Conservative MPs are to press Prime Minister Theresa May to do more to solve the UK’s housing crisis.
Among their suggestions for improving the situation for first-time buyers and those struggling to get on to the housing ladder is the introduction of a new rent-to-buy scheme, council tax to be paid on second homes rented out as holiday lets, stopping developers land-banking and initiatives for self-building.
Reports suggest almost a dozen Tory MPs will challenge Mrs May to put in place a more radical agenda for housing that will appeal to voters.
Biggest challenge for UK’s under-40s
Speaking to The Independent, North Cornwall MP Scott Mann said: “Successive governments have been unable and in some cases unwilling to truly address the biggest challenge facing under-40s in the UK: being able to buy a home that is genuinely affordable.
“Housing supply has not been kept up with demand for well over two decades, and now it is time for a comprehensive overhaul of a broken market.
“We need to come up with real solutions, not only because it is the right thing to do but also because it is a defining issue that is holding back Conservative support in the under-40s voters.”
Gary Streeter, MP for South West Devon, wants a new rent-to-buy scheme called Rentplus introduced. The scheme was pioneered in Plymouth before being rolled out to other parts of England.
Rentplus allows homeowners to buy through a combination of affordable rents and a 10 percent gifted deposit.
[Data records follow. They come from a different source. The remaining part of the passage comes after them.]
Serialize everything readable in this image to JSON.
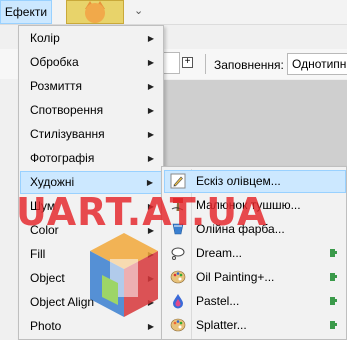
{
  "menubar": {
    "effects_label": "Ефекти"
  },
  "toolbar": {
    "fill_label": "Заповнення:",
    "fill_value": "Однотипн"
  },
  "effects_menu": {
    "items": [
      {
        "label": "Колір",
        "has_submenu": true
      },
      {
        "label": "Обробка",
        "has_submenu": true
      },
      {
        "label": "Розмиття",
        "has_submenu": true
      },
      {
        "label": "Спотворення",
        "has_submenu": true
      },
      {
        "label": "Стилізування",
        "has_submenu": true
      },
      {
        "label": "Фотографія",
        "has_submenu": true
      },
      {
        "label": "Художні",
        "has_submenu": true,
        "highlighted": true
      },
      {
        "label": "Шум",
        "has_submenu": true
      },
      {
        "label": "Color",
        "has_submenu": true
      },
      {
        "label": "Fill",
        "has_submenu": true
      },
      {
        "label": "Object",
        "has_submenu": true
      },
      {
        "label": "Object Align",
        "has_submenu": true
      },
      {
        "label": "Photo",
        "has_submenu": true
      }
    ]
  },
  "artistic_submenu": {
    "items": [
      {
        "label": "Ескіз олівцем...",
        "icon": "pencil-sketch-icon",
        "highlighted": true,
        "plugin": false
      },
      {
        "label": "Малюнок тушшю...",
        "icon": "ink-sketch-icon",
        "plugin": false
      },
      {
        "label": "Олійна фарба...",
        "icon": "oil-paint-icon",
        "plugin": false
      },
      {
        "label": "Dream...",
        "icon": "dream-cloud-icon",
        "plugin": true
      },
      {
        "label": "Oil Painting+...",
        "icon": "palette-icon",
        "plugin": true
      },
      {
        "label": "Pastel...",
        "icon": "pastel-drop-icon",
        "plugin": true
      },
      {
        "label": "Splatter...",
        "icon": "splatter-palette-icon",
        "plugin": true
      }
    ]
  },
  "watermark": {
    "text": "UART.AT.UA"
  },
  "colors": {
    "highlight": "#cce8ff",
    "highlight_border": "#99d1ff",
    "plugin_icon": "#3a9a4a",
    "watermark": "#e5252a"
  }
}
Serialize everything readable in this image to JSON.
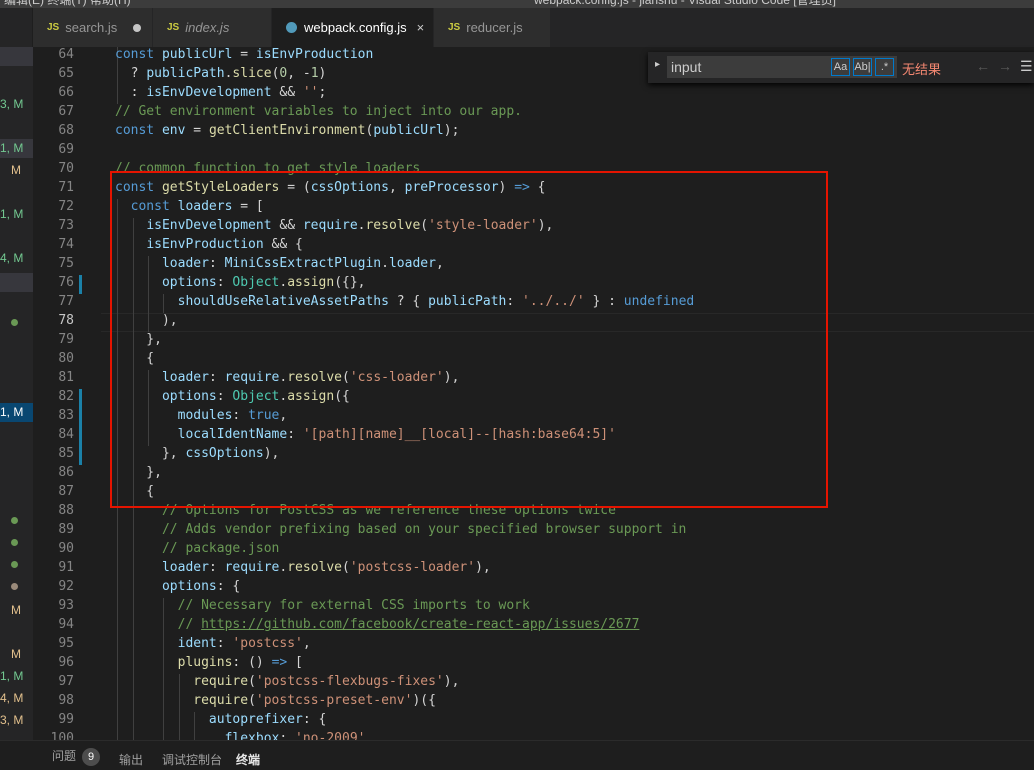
{
  "window": {
    "menu": "编辑(E)    终端(T)    帮助(H)",
    "title": "webpack.config.js - jianshu - Visual Studio Code [管理员]"
  },
  "tabs": [
    {
      "icon": "JS",
      "label": "search.js",
      "modified": true
    },
    {
      "icon": "JS",
      "label": "index.js",
      "italic": true
    },
    {
      "icon": "gear",
      "label": "webpack.config.js",
      "active": true,
      "close": "×"
    },
    {
      "icon": "JS",
      "label": "reducer.js"
    }
  ],
  "sidebar": {
    "badges": [
      "3, M",
      "1, M",
      "M",
      "1, M",
      "4, M",
      "1, M",
      "M",
      "M",
      "1, M",
      "4, M",
      "3, M"
    ]
  },
  "find": {
    "toggle": "▸",
    "value": "input",
    "opt_case": "Aa",
    "opt_word": "Ab|",
    "opt_regex": ".*",
    "result": "无结果",
    "prev": "←",
    "next": "→",
    "sel": "☰"
  },
  "editor": {
    "line_numbers": [
      "64",
      "65",
      "66",
      "67",
      "68",
      "69",
      "70",
      "71",
      "72",
      "73",
      "74",
      "75",
      "76",
      "77",
      "78",
      "79",
      "80",
      "81",
      "82",
      "83",
      "84",
      "85",
      "86",
      "87",
      "88",
      "89",
      "90",
      "91",
      "92",
      "93",
      "94",
      "95",
      "96",
      "97",
      "98",
      "99",
      "100"
    ],
    "current_line": "78"
  },
  "panel": {
    "problems": "问题",
    "problems_count": "9",
    "output": "输出",
    "debug_console": "调试控制台",
    "terminal": "终端"
  },
  "colors": {
    "accent": "#007acc",
    "highlight_box": "#e51400",
    "keyword": "#569cd6",
    "string": "#ce9178",
    "comment": "#6a9955"
  }
}
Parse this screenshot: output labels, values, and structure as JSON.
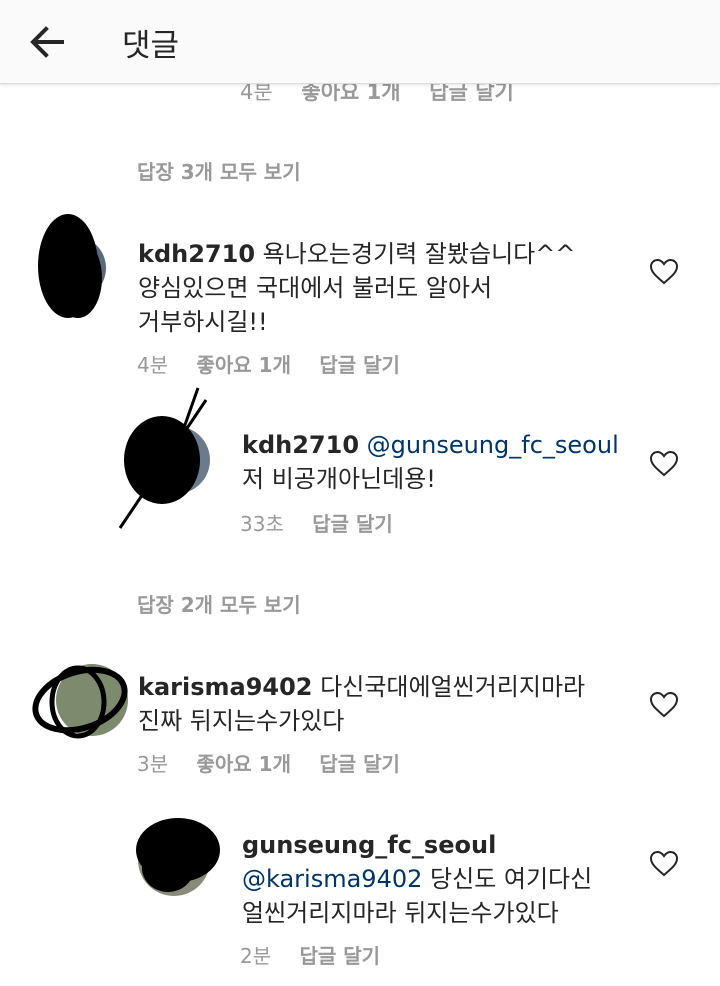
{
  "header": {
    "title": "댓글",
    "back_icon": "arrow-left-icon"
  },
  "partial_previous": {
    "time": "4분",
    "likes": "좋아요 1개",
    "reply": "답글 달기"
  },
  "threads": [
    {
      "view_replies": "답장 3개 모두 보기",
      "comment": {
        "username": "kdh2710",
        "lines": [
          "욕나오는경기력 잘봤습니다^^",
          "양심있으면 국대에서 불러도 알아서",
          "거부하시길!!"
        ],
        "time": "4분",
        "likes": "좋아요 1개",
        "reply": "답글 달기"
      },
      "reply": {
        "username": "kdh2710",
        "mention": "@gunseung_fc_seoul",
        "lines": [
          "저 비공개아닌데용!"
        ],
        "time": "33초",
        "reply": "답글 달기"
      }
    },
    {
      "view_replies": "답장 2개 모두 보기",
      "comment": {
        "username": "karisma9402",
        "first_line_text": "다신국대에얼씬거리지마라",
        "lines": [
          "진짜 뒤지는수가있다"
        ],
        "time": "3분",
        "likes": "좋아요 1개",
        "reply": "답글 달기"
      },
      "reply": {
        "username": "gunseung_fc_seoul",
        "mention": "@karisma9402",
        "mention_text": "당신도 여기다신",
        "lines": [
          "얼씬거리지마라 뒤지는수가있다"
        ],
        "time": "2분",
        "reply": "답글 달기"
      }
    }
  ],
  "colors": {
    "text": "#262626",
    "secondary": "#999999",
    "mention": "#003569",
    "header_bg": "#fafafa"
  }
}
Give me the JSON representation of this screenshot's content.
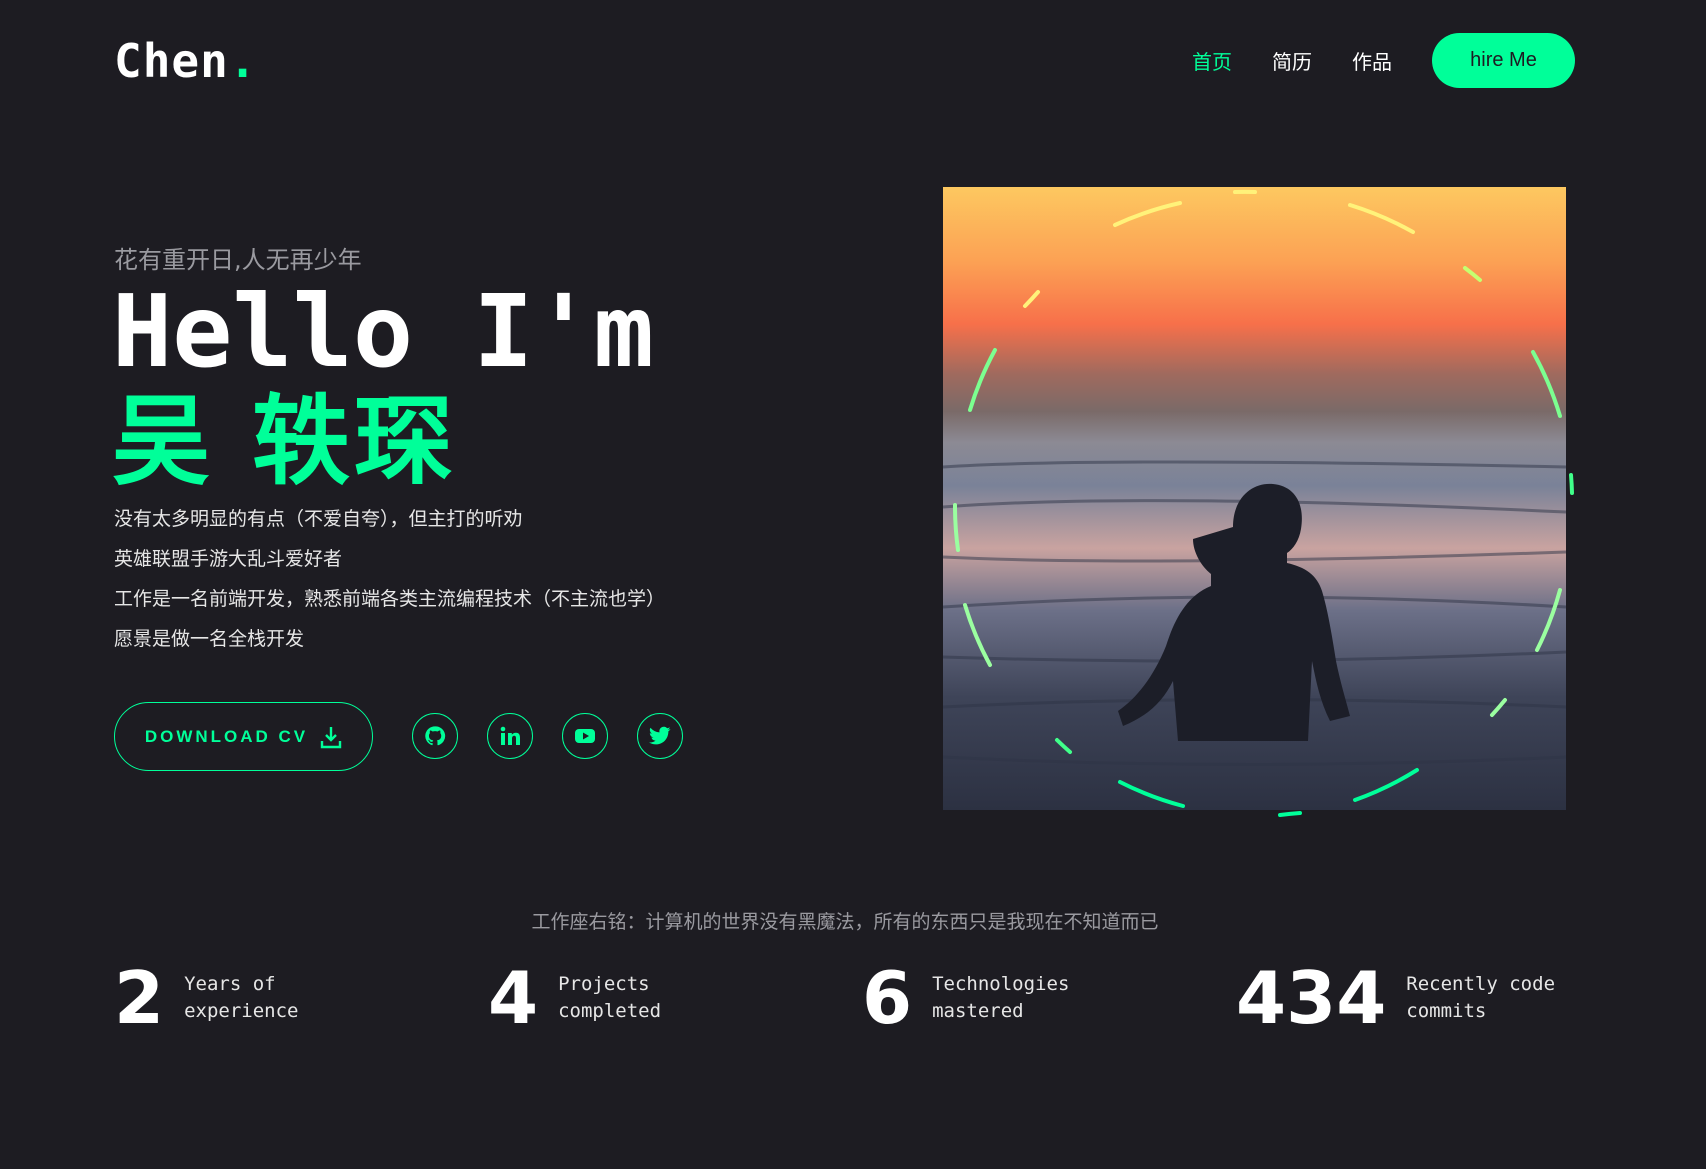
{
  "logo": {
    "text": "Chen",
    "dot": "."
  },
  "nav": {
    "items": [
      "首页",
      "简历",
      "作品"
    ],
    "active": 0,
    "hire_label": "hire Me"
  },
  "hero": {
    "motto": "花有重开日,人无再少年",
    "greeting": "Hello I'm",
    "name": "吴 轶琛",
    "lines": [
      "没有太多明显的有点（不爱自夸），但主打的听劝",
      "英雄联盟手游大乱斗爱好者",
      "工作是一名前端开发，熟悉前端各类主流编程技术（不主流也学）",
      "愿景是做一名全栈开发"
    ],
    "download_label": "DOWNLOAD CV",
    "socials": [
      "github-icon",
      "linkedin-icon",
      "youtube-icon",
      "twitter-icon"
    ]
  },
  "quote": "工作座右铭：计算机的世界没有黑魔法，所有的东西只是我现在不知道而已",
  "stats": [
    {
      "value": "2",
      "label": "Years of\nexperience"
    },
    {
      "value": "4",
      "label": "Projects\ncompleted"
    },
    {
      "value": "6",
      "label": "Technologies\nmastered"
    },
    {
      "value": "434",
      "label": "Recently code\ncommits"
    }
  ],
  "colors": {
    "accent": "#00ff99",
    "background": "#1d1c22"
  }
}
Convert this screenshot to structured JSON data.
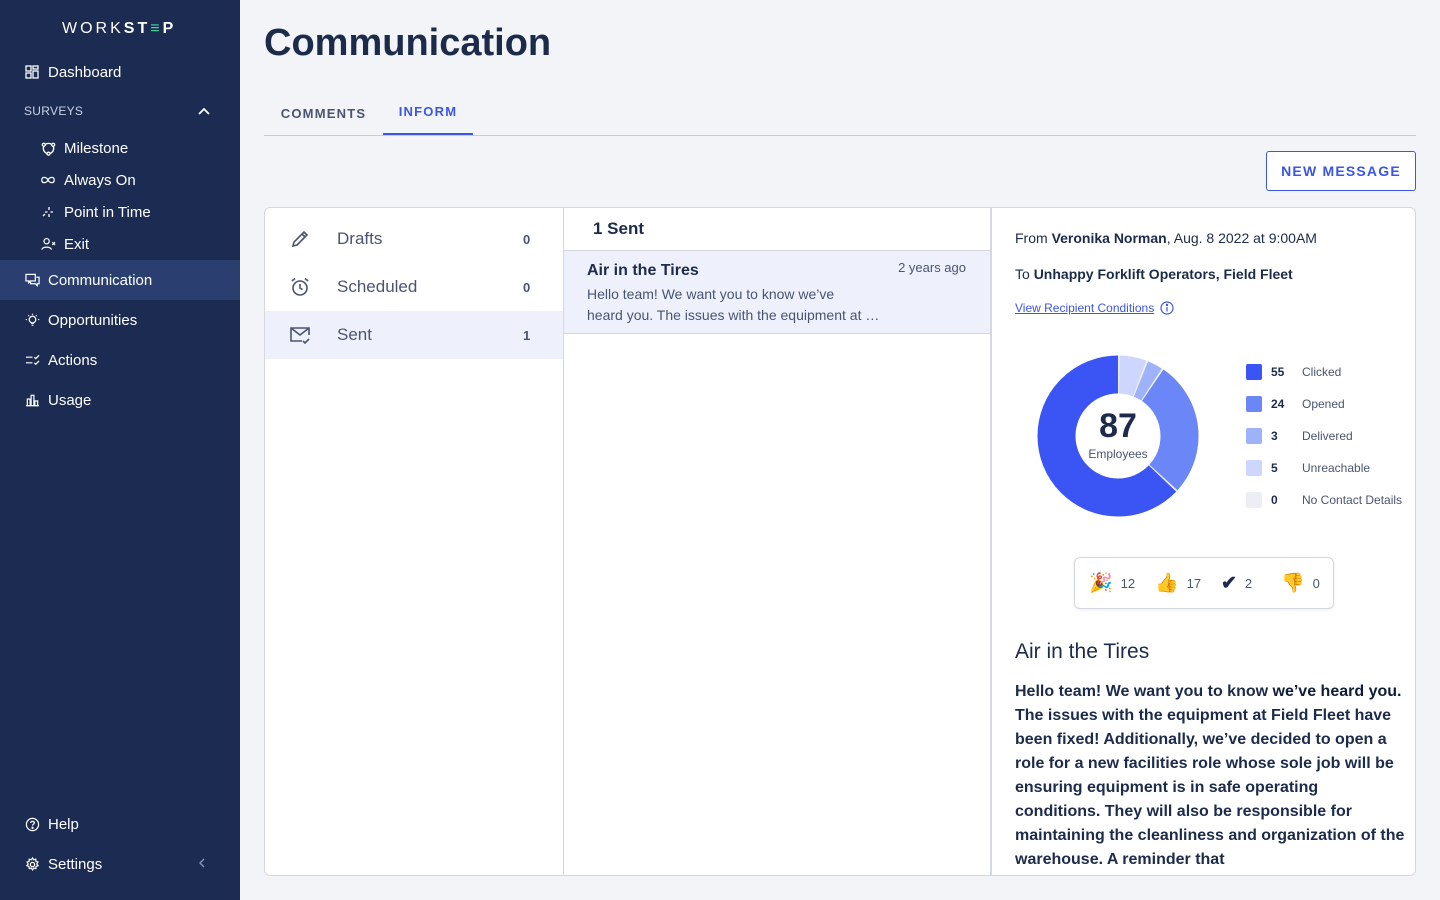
{
  "app": {
    "logo_part1": "WORK",
    "logo_part2": "ST",
    "logo_part3": "≡",
    "logo_part4": "P"
  },
  "sidebar": {
    "dashboard": "Dashboard",
    "surveys_label": "SURVEYS",
    "surveys": [
      {
        "label": "Milestone",
        "icon": "milestone-icon"
      },
      {
        "label": "Always On",
        "icon": "infinity-icon"
      },
      {
        "label": "Point in Time",
        "icon": "sparkle-icon"
      },
      {
        "label": "Exit",
        "icon": "user-x-icon"
      }
    ],
    "communication": "Communication",
    "opportunities": "Opportunities",
    "actions": "Actions",
    "usage": "Usage",
    "help": "Help",
    "settings": "Settings"
  },
  "page": {
    "title": "Communication",
    "tabs": [
      {
        "label": "COMMENTS",
        "active": false
      },
      {
        "label": "INFORM",
        "active": true
      }
    ],
    "new_message_label": "NEW MESSAGE"
  },
  "folders": [
    {
      "label": "Drafts",
      "count": "0",
      "icon": "pencil-icon"
    },
    {
      "label": "Scheduled",
      "count": "0",
      "icon": "alarm-clock-icon"
    },
    {
      "label": "Sent",
      "count": "1",
      "icon": "mail-check-icon"
    }
  ],
  "message_list": {
    "header": "1 Sent",
    "items": [
      {
        "title": "Air in the Tires",
        "time": "2 years ago",
        "preview_line1": "Hello team! We want you to know we’ve",
        "preview_line2": "heard you. The issues with the equipment at Field Fleet"
      }
    ]
  },
  "detail": {
    "from_prefix": "From ",
    "from_name": "Veronika Norman",
    "from_date": ", Aug. 8 2022 at 9:00AM",
    "to_prefix": "To ",
    "to_recipients": "Unhappy Forklift Operators, Field Fleet",
    "view_conditions": "View Recipient Conditions",
    "total": "87",
    "total_label": "Employees",
    "stats": [
      {
        "value": 55,
        "label": "Clicked",
        "color": "#3b55f5"
      },
      {
        "value": 24,
        "label": "Opened",
        "color": "#6b86f7"
      },
      {
        "value": 3,
        "label": "Delivered",
        "color": "#9eb2fa"
      },
      {
        "value": 5,
        "label": "Unreachable",
        "color": "#cdd6fc"
      },
      {
        "value": 0,
        "label": "No Contact Details",
        "color": "#eceef3"
      }
    ],
    "reactions": [
      {
        "emoji": "🎉",
        "count": "12",
        "icon": "party-popper-icon"
      },
      {
        "emoji": "👍",
        "count": "17",
        "icon": "thumbs-up-icon"
      },
      {
        "emoji": "✔",
        "count": "2",
        "icon": "check-mark-icon"
      },
      {
        "emoji": "👎",
        "count": "0",
        "icon": "thumbs-down-icon"
      }
    ],
    "title": "Air in the Tires",
    "body_part1": "Hello team! We want you to know ",
    "body_strong": "we’ve heard you.",
    "body_part2": " The issues with the equipment at Field Fleet have been fixed! Additionally, we’ve decided to open a role for a new facilities role whose sole job will be ensuring equipment is in safe operating conditions. They will also be responsible for maintaining the cleanliness and organization of the warehouse. A reminder that"
  }
}
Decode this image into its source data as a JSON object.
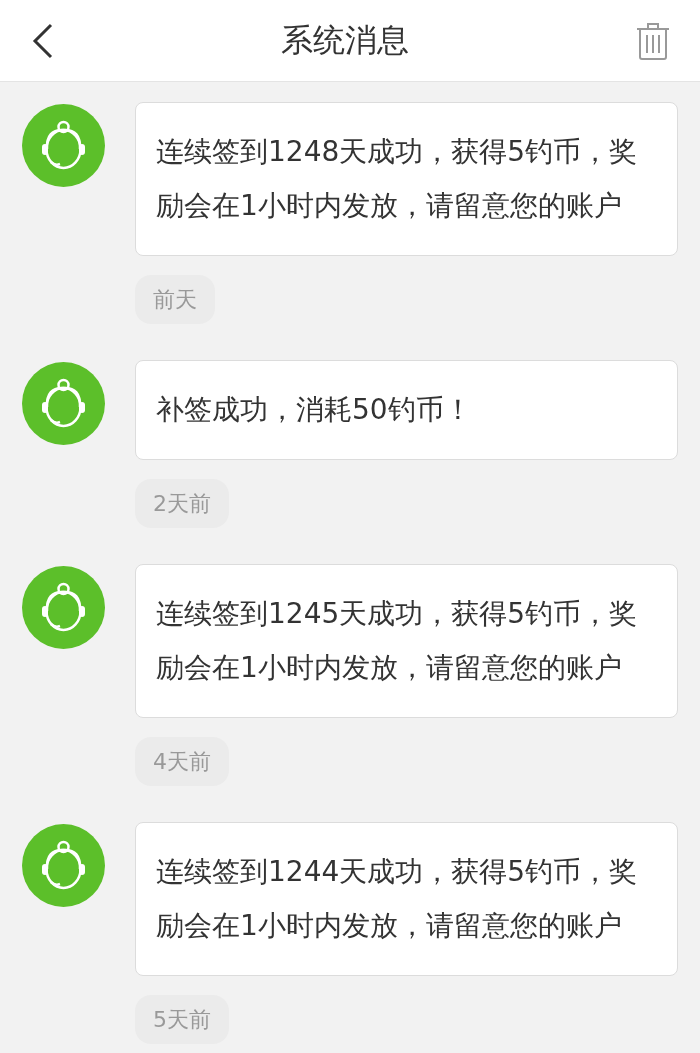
{
  "header": {
    "title": "系统消息"
  },
  "messages": [
    {
      "text": "连续签到1248天成功，获得5钓币，奖励会在1小时内发放，请留意您的账户",
      "time": "前天"
    },
    {
      "text": "补签成功，消耗50钓币！",
      "time": "2天前"
    },
    {
      "text": "连续签到1245天成功，获得5钓币，奖励会在1小时内发放，请留意您的账户",
      "time": "4天前"
    },
    {
      "text": "连续签到1244天成功，获得5钓币，奖励会在1小时内发放，请留意您的账户",
      "time": "5天前"
    }
  ]
}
After a period of five, 10, 15 or 20 years, the tenant can buy their property without having to find a deposit.
Mr Streeter said: “It will be greatly helped if the government changes the definition of affordable housing in the planning system, and I will be encouraging the prime minister to do this at our meeting.”
Pay council tax on second homes
Meanwhile, Sarah Wollaston, the MP for Totnes in Devon, is also part of the delegation that will meet the Prime Minister. She wants council tax to be charged on second homes that are used as holiday lets. At the moment the owners pay small business rates on those properties.
She added: “Having to pay council tax on residential property, even if rented out much of the year for holidaymakers, would give councils with high levels of second homes a much-needed boost, some of which could go to help fund genuinely affordable homes.”